#### Data listing

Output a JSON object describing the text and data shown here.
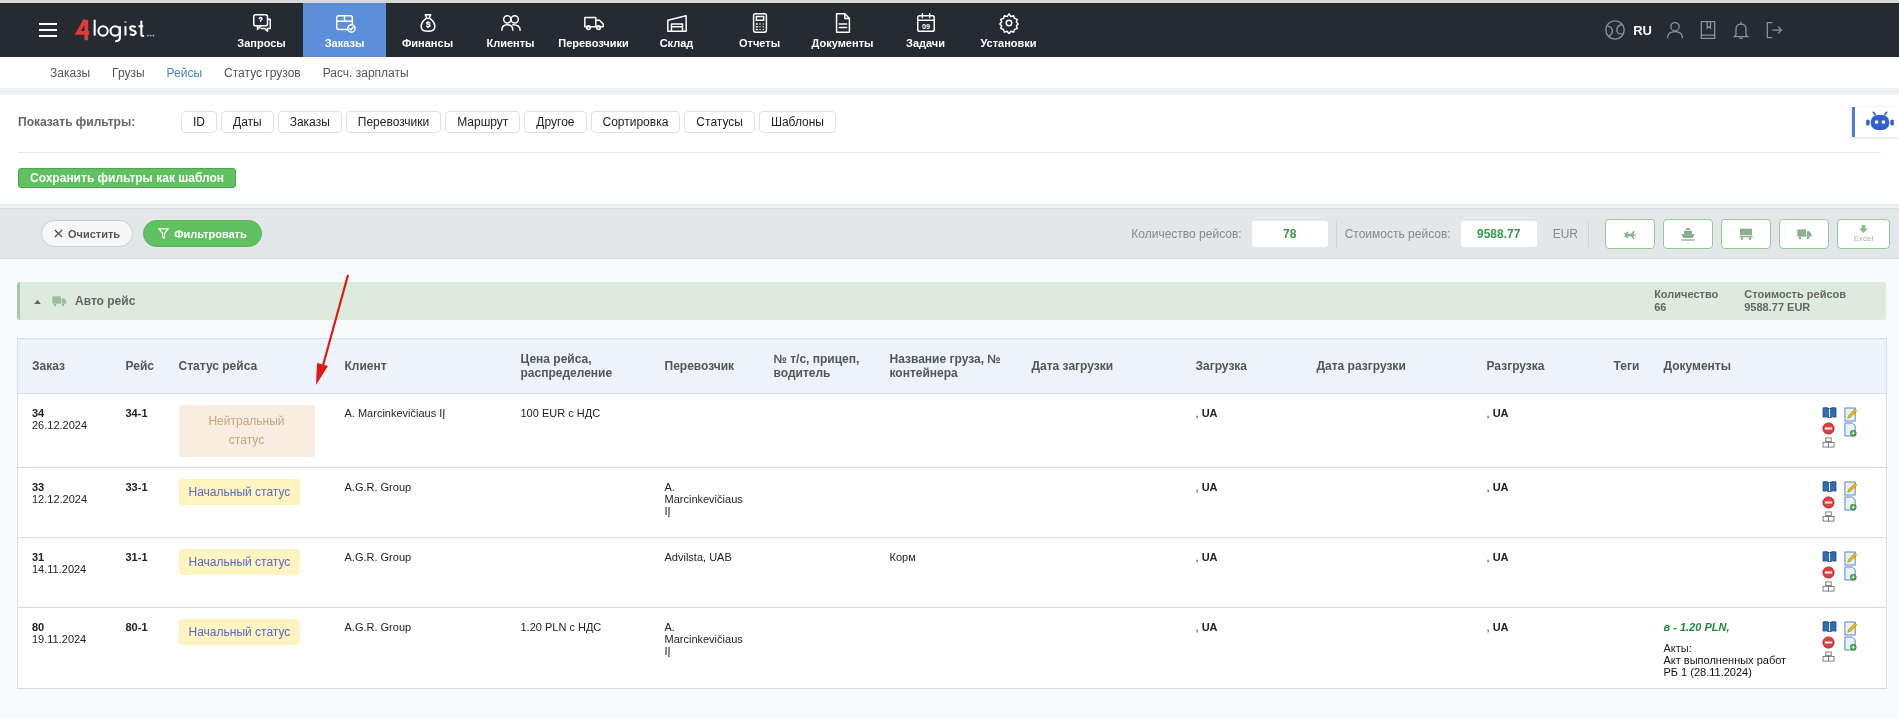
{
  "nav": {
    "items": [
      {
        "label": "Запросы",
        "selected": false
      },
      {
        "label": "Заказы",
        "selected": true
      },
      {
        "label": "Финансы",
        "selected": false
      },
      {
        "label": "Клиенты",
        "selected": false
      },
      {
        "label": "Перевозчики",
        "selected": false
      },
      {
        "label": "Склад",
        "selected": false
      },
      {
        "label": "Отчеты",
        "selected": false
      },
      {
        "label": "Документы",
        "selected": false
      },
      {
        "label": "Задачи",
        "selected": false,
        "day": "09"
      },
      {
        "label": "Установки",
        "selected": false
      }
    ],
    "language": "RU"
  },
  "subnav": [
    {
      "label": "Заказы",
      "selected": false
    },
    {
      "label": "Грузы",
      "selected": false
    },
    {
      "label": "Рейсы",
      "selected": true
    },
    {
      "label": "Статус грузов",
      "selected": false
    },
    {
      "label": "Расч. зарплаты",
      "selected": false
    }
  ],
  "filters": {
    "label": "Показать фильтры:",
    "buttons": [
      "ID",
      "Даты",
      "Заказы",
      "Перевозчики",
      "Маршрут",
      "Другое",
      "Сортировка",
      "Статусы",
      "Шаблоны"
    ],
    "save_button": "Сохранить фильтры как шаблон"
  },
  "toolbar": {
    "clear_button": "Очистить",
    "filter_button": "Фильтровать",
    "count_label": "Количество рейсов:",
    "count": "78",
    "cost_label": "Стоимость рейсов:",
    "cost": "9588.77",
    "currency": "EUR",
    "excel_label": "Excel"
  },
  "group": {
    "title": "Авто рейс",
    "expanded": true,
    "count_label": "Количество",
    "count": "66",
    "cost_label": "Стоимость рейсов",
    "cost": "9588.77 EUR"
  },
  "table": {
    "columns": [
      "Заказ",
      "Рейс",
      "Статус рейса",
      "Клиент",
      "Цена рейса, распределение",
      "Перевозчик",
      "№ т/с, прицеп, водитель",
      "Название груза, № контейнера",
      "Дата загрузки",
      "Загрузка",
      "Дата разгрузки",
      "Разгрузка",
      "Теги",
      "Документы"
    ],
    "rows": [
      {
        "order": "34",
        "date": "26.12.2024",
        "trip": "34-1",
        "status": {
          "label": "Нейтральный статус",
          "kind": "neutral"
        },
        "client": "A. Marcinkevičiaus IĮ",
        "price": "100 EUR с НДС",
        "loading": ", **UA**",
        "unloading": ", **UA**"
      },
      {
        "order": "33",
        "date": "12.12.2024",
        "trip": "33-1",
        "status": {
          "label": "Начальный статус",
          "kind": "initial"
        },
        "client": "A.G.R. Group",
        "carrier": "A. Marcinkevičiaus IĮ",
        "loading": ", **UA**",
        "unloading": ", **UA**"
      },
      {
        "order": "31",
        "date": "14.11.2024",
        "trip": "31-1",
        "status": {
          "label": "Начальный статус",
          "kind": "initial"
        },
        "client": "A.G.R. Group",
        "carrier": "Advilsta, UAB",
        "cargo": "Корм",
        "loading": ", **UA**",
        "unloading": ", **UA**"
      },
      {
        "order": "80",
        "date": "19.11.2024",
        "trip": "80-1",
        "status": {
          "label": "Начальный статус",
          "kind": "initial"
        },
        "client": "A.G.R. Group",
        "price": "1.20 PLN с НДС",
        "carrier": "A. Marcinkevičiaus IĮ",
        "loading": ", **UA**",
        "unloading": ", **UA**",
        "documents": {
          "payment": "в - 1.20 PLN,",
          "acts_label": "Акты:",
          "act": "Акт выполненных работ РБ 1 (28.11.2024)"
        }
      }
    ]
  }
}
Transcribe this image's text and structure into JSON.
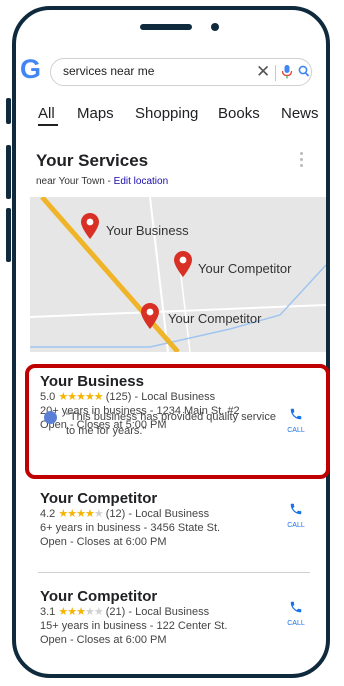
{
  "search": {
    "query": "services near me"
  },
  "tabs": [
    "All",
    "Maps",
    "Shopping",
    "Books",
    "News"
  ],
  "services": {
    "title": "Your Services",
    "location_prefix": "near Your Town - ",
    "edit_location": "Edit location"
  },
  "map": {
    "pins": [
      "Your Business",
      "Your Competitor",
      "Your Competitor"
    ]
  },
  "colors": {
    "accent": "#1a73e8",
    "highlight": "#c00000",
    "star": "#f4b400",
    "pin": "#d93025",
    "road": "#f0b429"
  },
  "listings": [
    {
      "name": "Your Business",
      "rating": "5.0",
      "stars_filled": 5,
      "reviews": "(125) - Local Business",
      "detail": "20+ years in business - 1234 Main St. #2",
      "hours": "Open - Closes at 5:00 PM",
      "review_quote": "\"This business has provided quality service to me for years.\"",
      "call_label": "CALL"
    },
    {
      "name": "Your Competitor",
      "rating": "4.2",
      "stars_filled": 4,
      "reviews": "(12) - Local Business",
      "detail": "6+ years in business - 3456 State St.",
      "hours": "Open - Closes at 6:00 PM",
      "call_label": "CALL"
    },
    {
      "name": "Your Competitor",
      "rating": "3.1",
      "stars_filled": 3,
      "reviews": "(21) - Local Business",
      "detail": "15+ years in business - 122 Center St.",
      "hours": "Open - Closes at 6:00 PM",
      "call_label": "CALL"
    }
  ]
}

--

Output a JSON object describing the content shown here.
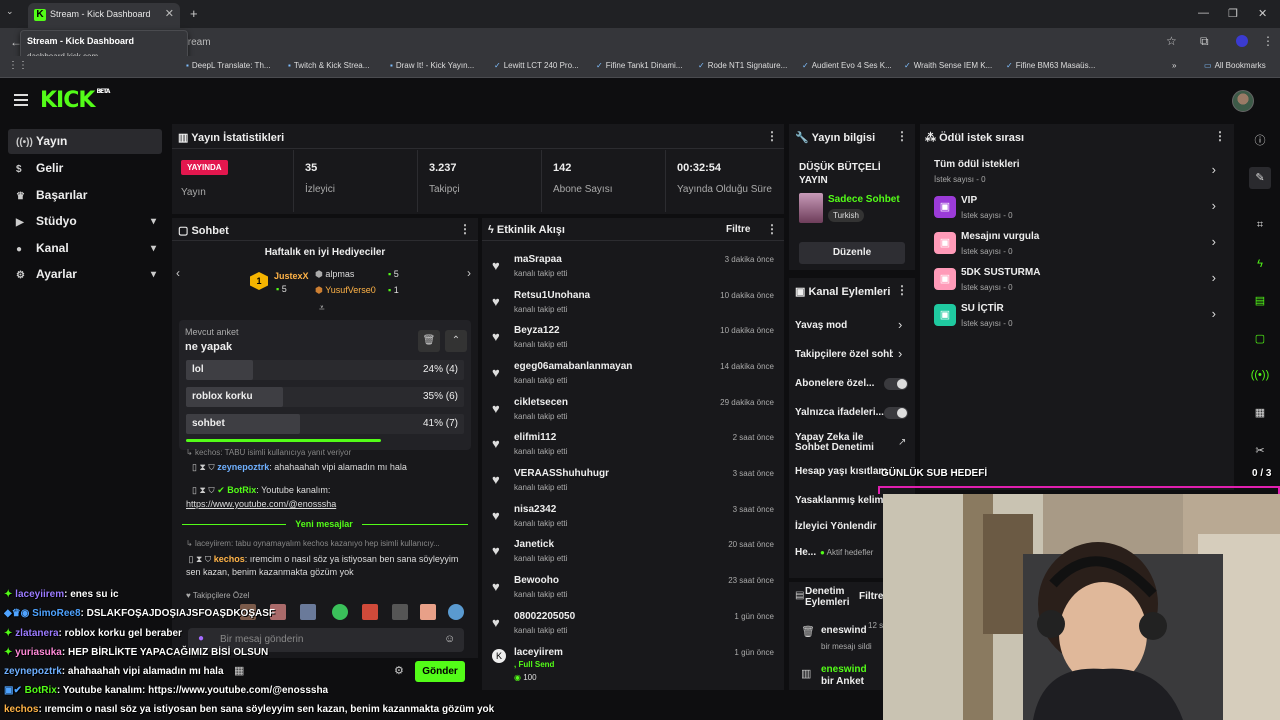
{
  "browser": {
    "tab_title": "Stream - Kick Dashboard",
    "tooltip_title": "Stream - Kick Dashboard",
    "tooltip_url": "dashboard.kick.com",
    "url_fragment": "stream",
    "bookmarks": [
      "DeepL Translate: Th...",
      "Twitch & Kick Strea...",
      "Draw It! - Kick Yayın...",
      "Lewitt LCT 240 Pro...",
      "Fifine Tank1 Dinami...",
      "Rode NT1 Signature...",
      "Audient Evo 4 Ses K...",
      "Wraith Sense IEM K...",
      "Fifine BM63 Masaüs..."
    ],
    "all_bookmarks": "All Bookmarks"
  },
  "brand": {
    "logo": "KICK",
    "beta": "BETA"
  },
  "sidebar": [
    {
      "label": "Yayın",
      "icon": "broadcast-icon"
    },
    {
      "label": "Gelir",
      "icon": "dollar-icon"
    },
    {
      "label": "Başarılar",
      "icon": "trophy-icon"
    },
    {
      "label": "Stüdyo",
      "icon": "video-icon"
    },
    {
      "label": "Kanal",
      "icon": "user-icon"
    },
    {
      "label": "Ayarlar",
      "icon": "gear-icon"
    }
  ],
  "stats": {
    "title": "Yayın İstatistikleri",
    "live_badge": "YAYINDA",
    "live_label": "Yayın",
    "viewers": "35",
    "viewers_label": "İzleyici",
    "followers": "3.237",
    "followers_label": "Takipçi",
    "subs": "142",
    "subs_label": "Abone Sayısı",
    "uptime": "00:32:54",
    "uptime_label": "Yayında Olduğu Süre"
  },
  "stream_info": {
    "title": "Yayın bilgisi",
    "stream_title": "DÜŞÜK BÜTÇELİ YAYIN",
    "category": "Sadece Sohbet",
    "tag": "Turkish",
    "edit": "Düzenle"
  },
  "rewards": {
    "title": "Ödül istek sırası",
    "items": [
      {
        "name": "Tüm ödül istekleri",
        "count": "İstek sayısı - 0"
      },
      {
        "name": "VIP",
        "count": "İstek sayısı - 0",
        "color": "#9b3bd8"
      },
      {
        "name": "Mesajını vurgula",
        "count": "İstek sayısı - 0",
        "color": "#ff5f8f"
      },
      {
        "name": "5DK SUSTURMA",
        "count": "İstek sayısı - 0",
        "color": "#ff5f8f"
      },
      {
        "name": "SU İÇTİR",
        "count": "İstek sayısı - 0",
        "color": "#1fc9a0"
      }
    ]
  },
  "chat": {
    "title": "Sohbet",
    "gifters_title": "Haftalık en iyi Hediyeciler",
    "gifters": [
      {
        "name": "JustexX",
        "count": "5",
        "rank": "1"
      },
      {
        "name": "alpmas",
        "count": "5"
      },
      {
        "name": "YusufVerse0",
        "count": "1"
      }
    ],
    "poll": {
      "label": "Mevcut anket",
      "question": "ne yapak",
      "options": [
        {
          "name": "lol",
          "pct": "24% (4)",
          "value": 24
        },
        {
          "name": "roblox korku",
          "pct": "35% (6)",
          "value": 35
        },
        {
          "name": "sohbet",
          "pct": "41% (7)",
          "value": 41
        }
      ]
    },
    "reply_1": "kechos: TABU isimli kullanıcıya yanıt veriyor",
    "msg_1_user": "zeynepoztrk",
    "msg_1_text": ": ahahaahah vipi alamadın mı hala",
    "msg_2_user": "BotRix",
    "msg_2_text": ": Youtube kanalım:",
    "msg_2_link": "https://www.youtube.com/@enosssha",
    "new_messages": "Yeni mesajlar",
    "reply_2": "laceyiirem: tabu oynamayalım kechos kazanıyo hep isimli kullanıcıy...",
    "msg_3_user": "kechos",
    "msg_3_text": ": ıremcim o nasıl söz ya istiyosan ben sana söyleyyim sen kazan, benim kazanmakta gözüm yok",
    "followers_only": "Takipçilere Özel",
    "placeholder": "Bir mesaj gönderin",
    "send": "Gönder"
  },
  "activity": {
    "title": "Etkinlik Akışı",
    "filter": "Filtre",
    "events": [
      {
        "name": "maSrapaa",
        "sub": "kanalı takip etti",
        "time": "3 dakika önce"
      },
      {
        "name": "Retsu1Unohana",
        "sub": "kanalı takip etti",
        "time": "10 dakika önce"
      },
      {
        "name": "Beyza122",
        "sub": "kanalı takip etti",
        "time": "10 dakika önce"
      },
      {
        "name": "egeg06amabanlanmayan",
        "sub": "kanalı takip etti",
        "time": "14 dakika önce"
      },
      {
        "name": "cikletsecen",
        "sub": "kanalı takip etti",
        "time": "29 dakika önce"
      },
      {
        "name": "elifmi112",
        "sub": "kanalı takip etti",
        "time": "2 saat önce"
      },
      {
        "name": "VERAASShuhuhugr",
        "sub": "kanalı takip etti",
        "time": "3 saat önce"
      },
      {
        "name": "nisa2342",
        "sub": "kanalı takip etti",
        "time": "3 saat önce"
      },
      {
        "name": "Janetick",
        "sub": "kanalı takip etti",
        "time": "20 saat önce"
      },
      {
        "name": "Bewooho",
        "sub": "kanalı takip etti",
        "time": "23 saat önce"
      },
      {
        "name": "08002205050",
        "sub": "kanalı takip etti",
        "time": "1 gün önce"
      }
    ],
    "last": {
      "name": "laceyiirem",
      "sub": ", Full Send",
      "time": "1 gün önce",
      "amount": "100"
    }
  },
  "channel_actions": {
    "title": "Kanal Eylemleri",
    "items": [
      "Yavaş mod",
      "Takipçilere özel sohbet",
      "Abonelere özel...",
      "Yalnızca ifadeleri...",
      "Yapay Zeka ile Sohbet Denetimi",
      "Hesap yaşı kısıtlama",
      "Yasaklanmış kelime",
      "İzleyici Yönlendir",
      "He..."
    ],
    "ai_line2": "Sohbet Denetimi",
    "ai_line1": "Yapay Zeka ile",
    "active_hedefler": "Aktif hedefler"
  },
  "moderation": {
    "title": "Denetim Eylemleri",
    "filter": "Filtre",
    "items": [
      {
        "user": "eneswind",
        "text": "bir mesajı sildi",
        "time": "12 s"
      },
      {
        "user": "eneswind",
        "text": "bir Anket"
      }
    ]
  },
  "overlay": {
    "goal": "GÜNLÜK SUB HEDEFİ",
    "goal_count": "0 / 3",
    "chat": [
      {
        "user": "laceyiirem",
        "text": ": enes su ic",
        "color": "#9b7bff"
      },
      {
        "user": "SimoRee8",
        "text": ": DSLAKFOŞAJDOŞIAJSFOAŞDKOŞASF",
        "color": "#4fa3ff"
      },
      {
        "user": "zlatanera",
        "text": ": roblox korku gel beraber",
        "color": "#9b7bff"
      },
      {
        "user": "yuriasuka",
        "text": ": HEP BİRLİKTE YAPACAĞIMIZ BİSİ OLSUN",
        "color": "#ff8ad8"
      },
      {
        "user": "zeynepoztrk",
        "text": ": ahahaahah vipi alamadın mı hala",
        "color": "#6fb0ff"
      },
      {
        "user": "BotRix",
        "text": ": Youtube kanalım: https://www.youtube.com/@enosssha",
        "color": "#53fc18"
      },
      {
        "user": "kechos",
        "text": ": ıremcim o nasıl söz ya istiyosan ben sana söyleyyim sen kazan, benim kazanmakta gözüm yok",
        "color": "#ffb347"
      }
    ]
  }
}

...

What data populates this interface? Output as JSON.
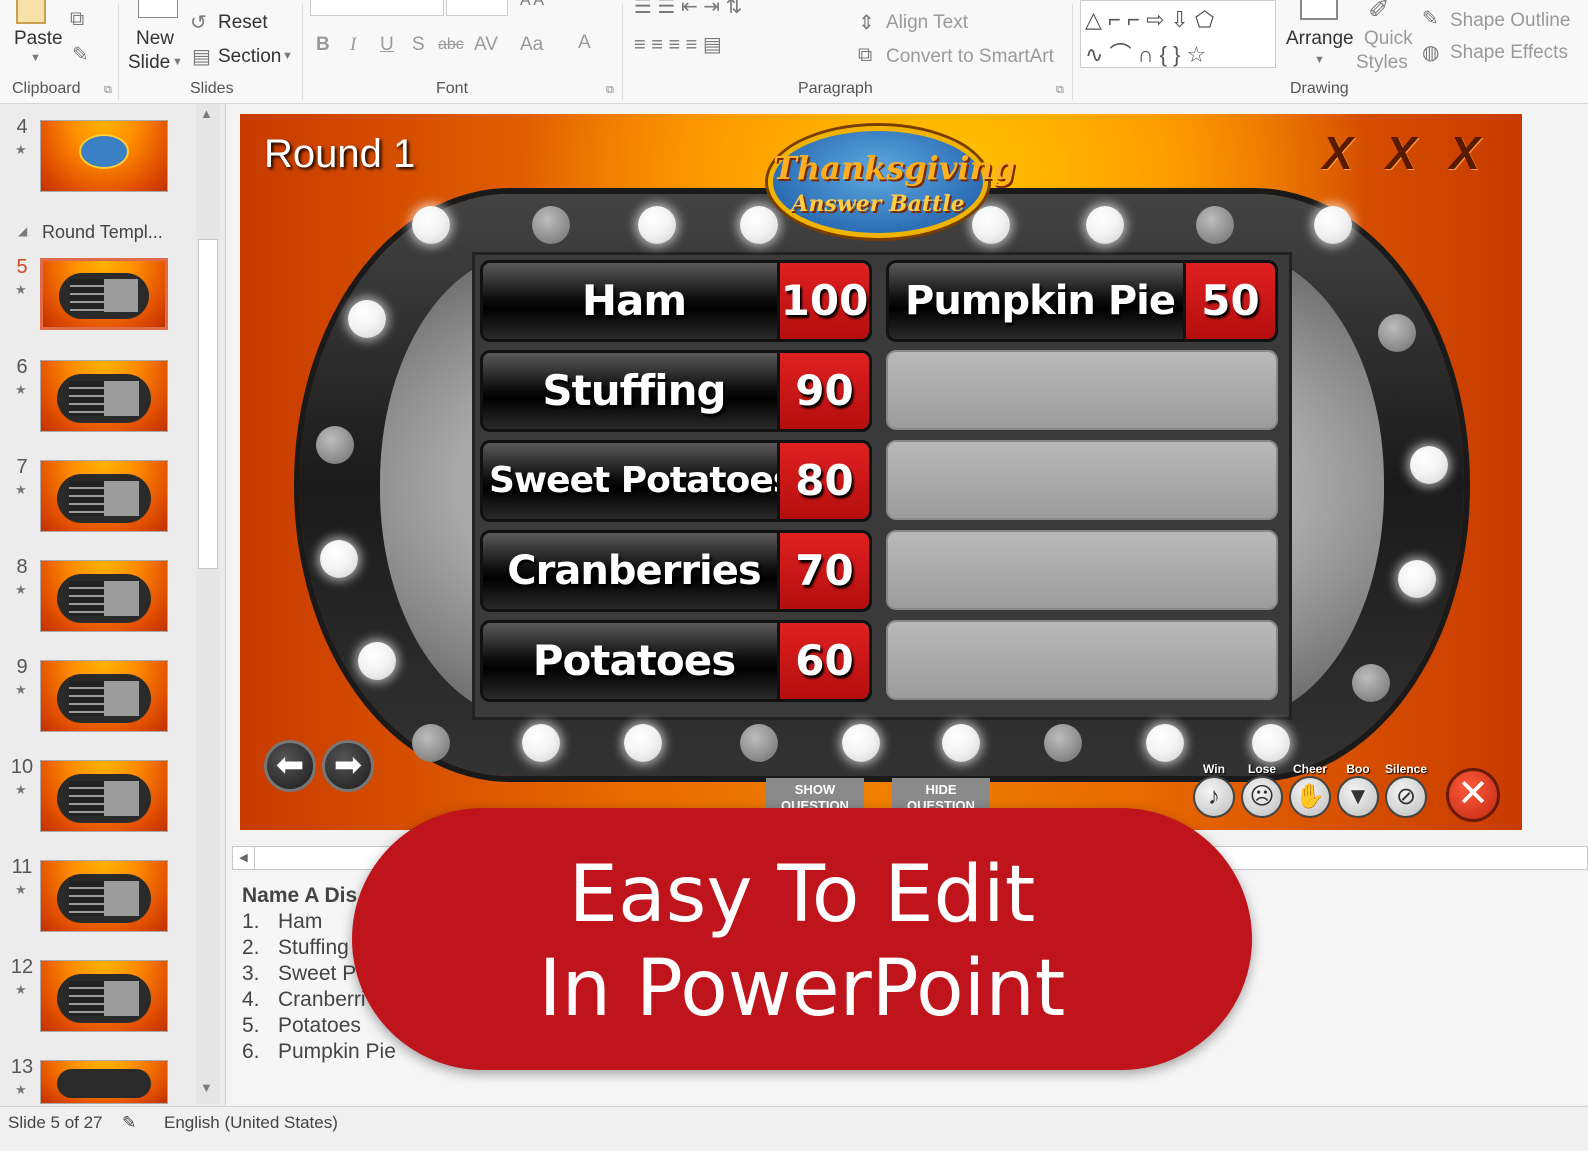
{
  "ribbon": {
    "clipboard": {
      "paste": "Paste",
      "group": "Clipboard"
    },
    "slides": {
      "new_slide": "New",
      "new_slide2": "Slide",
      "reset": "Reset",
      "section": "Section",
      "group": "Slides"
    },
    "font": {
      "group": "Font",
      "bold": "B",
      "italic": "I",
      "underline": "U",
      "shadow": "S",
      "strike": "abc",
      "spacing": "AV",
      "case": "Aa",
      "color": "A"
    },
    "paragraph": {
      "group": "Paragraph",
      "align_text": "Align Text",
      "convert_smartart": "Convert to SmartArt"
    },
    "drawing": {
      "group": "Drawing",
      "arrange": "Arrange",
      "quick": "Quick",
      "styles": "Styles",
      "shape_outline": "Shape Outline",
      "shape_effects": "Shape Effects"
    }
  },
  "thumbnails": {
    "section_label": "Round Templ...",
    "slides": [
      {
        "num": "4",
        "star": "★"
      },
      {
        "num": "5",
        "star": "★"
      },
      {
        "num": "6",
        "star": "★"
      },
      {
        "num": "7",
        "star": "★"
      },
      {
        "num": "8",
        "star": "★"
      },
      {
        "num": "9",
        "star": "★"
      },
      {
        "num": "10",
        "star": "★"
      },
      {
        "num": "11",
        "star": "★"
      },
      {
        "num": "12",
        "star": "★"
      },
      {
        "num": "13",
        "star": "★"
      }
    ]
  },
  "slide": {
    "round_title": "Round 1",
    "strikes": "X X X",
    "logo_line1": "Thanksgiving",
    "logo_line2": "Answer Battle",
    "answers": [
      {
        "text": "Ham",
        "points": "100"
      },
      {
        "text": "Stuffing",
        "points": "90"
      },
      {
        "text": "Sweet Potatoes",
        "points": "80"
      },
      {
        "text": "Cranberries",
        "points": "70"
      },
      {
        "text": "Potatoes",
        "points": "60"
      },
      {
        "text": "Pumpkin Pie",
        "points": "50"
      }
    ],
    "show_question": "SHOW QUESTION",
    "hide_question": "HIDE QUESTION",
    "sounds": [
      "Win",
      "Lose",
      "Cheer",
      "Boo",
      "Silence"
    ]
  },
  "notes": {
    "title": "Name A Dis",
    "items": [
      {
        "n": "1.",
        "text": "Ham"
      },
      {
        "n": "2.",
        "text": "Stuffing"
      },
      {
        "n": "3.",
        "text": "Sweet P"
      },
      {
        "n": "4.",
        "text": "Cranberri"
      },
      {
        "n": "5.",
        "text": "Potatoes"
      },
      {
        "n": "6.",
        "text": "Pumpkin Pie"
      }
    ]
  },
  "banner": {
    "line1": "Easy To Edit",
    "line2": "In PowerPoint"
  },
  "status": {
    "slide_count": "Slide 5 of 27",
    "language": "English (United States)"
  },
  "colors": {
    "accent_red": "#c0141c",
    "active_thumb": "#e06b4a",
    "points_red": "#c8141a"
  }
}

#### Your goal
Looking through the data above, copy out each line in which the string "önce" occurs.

#### Result below
        "time": "3 dakika önce"
        "time": "10 dakika önce"
        "time": "10 dakika önce"
        "time": "14 dakika önce"
        "time": "29 dakika önce"
        "time": "2 saat önce"
        "time": "3 saat önce"
        "time": "3 saat önce"
        "time": "20 saat önce"
        "time": "23 saat önce"
        "time": "1 gün önce"
      "time": "1 gün önce",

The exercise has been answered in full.